= Beginning of Section =
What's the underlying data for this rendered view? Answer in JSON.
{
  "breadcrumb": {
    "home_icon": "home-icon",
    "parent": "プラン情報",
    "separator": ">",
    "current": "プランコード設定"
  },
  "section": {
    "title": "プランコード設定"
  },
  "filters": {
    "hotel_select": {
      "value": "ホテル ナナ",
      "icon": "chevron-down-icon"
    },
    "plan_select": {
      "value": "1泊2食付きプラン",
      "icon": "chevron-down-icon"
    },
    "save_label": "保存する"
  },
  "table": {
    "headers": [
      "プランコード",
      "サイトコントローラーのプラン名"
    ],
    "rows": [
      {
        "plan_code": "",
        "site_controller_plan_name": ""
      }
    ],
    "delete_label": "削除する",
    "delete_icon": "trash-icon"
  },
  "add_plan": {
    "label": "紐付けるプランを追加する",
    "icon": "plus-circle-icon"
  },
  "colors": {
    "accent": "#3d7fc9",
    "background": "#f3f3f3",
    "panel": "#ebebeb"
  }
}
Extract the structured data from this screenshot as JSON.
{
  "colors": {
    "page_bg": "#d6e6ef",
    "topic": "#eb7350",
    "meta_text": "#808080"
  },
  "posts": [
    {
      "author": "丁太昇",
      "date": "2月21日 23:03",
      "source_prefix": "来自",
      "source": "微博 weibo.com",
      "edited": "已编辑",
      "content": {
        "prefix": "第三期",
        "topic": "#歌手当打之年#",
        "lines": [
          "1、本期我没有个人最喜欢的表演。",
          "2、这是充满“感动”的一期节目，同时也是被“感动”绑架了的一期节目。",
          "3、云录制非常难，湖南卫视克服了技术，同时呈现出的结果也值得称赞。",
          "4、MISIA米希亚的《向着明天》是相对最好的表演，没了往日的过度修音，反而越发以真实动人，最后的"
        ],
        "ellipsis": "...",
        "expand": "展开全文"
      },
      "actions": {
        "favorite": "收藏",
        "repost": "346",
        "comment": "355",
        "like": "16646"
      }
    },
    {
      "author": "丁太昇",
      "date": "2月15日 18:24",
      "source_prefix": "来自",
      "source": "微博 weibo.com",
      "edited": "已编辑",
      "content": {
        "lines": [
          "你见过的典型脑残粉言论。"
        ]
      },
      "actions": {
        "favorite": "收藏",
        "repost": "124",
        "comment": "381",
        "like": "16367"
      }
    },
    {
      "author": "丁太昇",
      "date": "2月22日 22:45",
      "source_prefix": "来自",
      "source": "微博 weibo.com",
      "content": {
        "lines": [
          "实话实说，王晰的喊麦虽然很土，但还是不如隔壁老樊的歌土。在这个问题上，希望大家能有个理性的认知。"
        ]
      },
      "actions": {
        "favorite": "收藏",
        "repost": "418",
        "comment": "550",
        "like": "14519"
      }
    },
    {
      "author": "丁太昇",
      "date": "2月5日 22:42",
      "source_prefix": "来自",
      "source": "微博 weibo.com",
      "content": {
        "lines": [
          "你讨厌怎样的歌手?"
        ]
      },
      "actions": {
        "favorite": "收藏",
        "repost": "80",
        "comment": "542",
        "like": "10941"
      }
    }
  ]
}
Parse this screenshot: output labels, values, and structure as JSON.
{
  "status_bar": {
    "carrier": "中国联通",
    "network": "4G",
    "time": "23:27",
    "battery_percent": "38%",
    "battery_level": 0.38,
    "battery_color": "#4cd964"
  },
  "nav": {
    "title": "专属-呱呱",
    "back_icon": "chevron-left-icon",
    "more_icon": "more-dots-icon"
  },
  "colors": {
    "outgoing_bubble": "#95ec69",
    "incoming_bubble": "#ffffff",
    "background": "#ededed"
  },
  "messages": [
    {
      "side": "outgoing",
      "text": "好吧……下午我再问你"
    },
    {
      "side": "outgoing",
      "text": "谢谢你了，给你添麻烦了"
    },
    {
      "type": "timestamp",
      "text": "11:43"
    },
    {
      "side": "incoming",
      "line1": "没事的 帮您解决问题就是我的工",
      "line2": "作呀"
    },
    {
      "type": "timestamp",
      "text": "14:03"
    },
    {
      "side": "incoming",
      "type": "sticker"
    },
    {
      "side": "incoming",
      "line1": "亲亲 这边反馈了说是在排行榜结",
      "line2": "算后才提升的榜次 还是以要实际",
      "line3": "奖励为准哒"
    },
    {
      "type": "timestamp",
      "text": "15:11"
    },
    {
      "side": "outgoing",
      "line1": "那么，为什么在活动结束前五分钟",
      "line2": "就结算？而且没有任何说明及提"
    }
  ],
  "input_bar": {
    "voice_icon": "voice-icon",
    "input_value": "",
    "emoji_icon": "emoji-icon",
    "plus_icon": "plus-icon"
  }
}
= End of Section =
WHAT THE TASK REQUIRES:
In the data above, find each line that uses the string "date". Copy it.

EXPECTED OUTPUT:
      "date": "2月21日 23:03",
      "date": "2月15日 18:24",
      "date": "2月22日 22:45",
      "date": "2月5日 22:42",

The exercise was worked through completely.